I keep telling my girls that they should not drink or smoke until they are 21.
How do I know they listen to me? You're right, I don't.
Just as my parents did not know.
My daughters are going on 16 and 17, vulnerable enough to peer pressure and wanting to "fit in". Old enough to want to "experiment".
Do I know all their friends? Or all their friend's parents? No.
Just as my parents did not know mine.
My daughters go out for parties occasionally. They also go out with their friends.  
Do I know who else will be there? No. 
Do I know where they are going? Yes, they tell me. 
But can I monitor them all the time? No.
Just as my parents could not.
Just as X's mother could not. Just like no one can. Neither you nor me. Nor that lady across the road.
Teenagers today have access to everything, if they want it badly enough. Those kids bought three bottles of vodka. "My", I thought, when I read that, "that's a lot of money." I wondered why the shop keeper sold it to them. Then I thought maybe he did not. They simply could've gotten anyone else to buy it for them. As I said, if the will is there, there always is a way. Don't forget we are talking about a generation that believes in instant gratification, be it clothes or games or smartphones or PokemonGo. If it's out there in the virtual world, they want it. And I am not saying that that is such a bad thing. Thanks to the internet and media, the world is within their grasp. They can dream bigger than we ever dared. They can fly higher than we ever imagined. They see worlds we still cannot fathom. And these worlds also bring with them new choices that we never had to face.
So what is the way out of this? How do I keep my daughters away from alcohol until they are mature enough to handle it? How do I ensure that my girls do not walk into bars or pretend to be older than they are? How do I ensure my girls will never fall into the "wrong" crowd or do stupid, irresponsible things? How do I teach them to walk away from situations that look like they are going out of control?
You know what? I don't know.
I can only teach them the proper values and hope for the best.

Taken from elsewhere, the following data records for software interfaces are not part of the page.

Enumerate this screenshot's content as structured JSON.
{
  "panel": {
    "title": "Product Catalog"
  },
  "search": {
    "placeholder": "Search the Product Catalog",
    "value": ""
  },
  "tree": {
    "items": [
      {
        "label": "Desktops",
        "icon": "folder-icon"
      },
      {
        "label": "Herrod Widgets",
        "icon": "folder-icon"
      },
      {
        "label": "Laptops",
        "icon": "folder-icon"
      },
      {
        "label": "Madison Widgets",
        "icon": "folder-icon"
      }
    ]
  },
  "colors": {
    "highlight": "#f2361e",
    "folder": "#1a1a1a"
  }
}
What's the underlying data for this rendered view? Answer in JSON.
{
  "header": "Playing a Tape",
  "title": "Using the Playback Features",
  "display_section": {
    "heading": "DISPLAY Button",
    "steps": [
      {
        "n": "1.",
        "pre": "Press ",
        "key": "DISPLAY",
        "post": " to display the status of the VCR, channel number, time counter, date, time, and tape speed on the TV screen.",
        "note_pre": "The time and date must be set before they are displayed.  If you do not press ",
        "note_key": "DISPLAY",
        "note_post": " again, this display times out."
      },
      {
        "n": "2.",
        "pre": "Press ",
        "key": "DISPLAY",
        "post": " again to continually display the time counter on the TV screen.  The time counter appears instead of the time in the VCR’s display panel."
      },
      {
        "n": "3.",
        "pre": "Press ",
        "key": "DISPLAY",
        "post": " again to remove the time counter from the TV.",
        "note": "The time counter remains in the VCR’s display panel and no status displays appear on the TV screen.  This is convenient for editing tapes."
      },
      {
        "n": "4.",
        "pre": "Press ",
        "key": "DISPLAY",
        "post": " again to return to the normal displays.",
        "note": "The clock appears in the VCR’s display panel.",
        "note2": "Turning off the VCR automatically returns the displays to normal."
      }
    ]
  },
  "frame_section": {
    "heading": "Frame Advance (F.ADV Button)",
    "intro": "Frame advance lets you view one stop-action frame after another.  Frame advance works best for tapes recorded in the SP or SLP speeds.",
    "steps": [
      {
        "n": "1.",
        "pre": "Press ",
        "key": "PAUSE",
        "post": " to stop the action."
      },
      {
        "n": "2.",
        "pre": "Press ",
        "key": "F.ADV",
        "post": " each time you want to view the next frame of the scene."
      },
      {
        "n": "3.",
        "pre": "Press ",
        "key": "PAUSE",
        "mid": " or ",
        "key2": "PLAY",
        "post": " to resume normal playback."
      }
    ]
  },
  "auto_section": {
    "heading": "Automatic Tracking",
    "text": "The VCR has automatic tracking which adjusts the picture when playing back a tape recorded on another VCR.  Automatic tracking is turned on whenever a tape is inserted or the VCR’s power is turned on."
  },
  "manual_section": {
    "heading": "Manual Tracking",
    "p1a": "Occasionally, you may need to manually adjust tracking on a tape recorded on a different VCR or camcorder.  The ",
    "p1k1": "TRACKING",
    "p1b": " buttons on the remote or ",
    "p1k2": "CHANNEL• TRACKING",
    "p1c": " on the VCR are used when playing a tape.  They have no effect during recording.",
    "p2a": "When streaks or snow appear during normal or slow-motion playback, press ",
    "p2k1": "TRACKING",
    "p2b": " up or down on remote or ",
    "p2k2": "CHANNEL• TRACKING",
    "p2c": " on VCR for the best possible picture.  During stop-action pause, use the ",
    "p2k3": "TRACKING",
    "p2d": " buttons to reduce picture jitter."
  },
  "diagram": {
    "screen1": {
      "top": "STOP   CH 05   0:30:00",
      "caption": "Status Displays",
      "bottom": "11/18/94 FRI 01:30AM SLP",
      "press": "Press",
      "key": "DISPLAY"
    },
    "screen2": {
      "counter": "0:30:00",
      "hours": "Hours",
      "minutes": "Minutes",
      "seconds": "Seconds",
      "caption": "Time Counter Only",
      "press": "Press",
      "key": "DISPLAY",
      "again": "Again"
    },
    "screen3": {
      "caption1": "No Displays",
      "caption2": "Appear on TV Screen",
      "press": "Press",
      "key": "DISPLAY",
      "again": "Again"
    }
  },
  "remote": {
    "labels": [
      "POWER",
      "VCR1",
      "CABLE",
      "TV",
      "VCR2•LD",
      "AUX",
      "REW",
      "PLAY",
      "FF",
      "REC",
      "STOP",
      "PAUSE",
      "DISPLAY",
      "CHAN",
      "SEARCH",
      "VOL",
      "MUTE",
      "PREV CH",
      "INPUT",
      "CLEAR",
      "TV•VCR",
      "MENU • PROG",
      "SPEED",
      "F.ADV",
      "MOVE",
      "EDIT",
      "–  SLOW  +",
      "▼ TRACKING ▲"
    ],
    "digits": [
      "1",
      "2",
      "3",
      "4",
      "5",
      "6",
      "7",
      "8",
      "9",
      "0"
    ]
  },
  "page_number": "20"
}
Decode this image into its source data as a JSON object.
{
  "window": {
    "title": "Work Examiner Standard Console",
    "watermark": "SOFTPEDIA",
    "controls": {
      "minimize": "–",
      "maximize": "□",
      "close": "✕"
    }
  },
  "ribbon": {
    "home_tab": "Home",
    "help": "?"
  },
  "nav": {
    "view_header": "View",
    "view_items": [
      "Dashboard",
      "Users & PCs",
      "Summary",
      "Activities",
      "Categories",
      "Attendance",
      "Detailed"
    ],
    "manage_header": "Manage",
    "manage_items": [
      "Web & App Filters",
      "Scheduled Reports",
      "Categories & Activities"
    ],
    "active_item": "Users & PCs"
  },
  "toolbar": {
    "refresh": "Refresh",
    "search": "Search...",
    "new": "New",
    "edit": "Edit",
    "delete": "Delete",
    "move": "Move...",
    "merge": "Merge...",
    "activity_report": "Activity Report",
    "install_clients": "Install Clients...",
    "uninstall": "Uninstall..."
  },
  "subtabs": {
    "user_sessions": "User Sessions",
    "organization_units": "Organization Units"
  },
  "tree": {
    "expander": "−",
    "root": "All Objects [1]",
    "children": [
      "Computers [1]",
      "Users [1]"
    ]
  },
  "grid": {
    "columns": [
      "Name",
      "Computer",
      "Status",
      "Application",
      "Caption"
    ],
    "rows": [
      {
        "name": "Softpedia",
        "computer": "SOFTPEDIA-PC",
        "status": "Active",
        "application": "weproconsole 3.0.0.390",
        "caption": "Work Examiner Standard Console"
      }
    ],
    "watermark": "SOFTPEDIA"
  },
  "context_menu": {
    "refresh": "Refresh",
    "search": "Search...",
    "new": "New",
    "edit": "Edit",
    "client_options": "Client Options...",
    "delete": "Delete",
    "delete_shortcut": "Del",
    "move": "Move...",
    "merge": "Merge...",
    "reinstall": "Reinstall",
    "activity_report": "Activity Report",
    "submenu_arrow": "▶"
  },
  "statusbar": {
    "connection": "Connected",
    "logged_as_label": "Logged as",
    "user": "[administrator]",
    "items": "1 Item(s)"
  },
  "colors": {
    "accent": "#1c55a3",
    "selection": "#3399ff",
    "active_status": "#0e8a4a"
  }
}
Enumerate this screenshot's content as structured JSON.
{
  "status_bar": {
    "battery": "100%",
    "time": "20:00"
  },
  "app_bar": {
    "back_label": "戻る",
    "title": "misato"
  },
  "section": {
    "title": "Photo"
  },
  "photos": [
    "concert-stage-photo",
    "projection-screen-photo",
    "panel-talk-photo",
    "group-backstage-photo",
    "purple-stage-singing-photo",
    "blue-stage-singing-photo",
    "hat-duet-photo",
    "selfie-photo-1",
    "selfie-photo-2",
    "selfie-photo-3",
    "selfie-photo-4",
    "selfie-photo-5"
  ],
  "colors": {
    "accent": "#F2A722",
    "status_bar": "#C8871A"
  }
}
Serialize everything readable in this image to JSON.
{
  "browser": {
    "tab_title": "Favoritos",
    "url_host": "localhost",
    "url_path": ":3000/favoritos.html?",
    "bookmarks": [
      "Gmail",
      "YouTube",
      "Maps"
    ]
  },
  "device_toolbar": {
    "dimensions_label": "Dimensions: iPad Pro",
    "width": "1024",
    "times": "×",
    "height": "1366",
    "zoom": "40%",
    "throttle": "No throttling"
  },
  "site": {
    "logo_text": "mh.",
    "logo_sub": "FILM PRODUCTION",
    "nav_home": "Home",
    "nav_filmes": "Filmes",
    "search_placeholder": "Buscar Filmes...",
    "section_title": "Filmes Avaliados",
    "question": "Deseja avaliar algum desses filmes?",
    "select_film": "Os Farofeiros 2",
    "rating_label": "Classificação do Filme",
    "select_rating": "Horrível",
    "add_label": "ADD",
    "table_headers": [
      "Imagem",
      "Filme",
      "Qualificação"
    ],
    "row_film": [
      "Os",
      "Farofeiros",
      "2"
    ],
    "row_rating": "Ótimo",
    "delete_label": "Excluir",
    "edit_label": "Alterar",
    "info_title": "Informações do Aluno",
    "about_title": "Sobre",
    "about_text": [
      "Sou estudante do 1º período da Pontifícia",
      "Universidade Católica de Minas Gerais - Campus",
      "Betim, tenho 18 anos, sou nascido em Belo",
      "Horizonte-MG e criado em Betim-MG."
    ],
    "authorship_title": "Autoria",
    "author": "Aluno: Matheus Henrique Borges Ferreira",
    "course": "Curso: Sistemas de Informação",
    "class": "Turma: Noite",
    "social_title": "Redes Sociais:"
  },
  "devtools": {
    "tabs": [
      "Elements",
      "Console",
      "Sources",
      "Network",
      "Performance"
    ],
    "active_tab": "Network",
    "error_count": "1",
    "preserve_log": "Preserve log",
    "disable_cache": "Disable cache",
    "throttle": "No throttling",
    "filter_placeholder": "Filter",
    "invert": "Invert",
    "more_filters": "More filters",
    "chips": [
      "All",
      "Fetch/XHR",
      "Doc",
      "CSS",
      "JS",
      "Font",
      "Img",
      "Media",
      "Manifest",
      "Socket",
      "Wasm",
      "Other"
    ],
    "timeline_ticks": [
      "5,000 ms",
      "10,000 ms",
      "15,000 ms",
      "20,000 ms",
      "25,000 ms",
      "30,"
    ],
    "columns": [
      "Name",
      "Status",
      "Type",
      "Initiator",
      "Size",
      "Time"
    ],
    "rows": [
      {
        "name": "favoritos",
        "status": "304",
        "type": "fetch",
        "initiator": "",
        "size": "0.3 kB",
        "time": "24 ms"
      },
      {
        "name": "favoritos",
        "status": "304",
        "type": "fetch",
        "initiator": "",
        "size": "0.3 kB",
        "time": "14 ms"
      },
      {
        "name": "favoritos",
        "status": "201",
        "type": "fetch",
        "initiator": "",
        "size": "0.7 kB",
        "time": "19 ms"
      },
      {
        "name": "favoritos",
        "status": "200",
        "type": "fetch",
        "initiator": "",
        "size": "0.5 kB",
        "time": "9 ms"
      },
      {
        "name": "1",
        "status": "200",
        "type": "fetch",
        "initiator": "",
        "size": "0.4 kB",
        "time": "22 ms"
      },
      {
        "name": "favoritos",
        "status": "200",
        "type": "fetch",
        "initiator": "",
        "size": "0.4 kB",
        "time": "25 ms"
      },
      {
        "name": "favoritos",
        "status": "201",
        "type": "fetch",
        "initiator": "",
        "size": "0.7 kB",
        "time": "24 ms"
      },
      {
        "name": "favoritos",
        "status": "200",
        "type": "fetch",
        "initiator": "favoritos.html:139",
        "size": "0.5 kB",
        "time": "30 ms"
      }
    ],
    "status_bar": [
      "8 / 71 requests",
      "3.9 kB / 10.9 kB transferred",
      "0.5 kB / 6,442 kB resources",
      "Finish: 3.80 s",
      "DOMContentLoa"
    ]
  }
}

That is what frightens me.


  1. You have identified an important problem. What the media sponsors on tv show as being 'cool' (drinking and partying) is what the teens see. They also see adults drinking to excess. It is worrying, but as you said, we can only hope they learn the easy way and listen to caution. Too many young people are dying too young unnecessarily. I dislike the alcoholic ads as they try to make everything seem to hinge on the social aspect. Timely post!

    1. I agree. In India Alcohol advertisements are banned. So we have Carlsburg advertising glasses and Smirnoff advertising CDs etc. But everyone knows what it is and the fact that everyone is partying and having a gala time is what leaves a lasting impression... Thanks for the comment.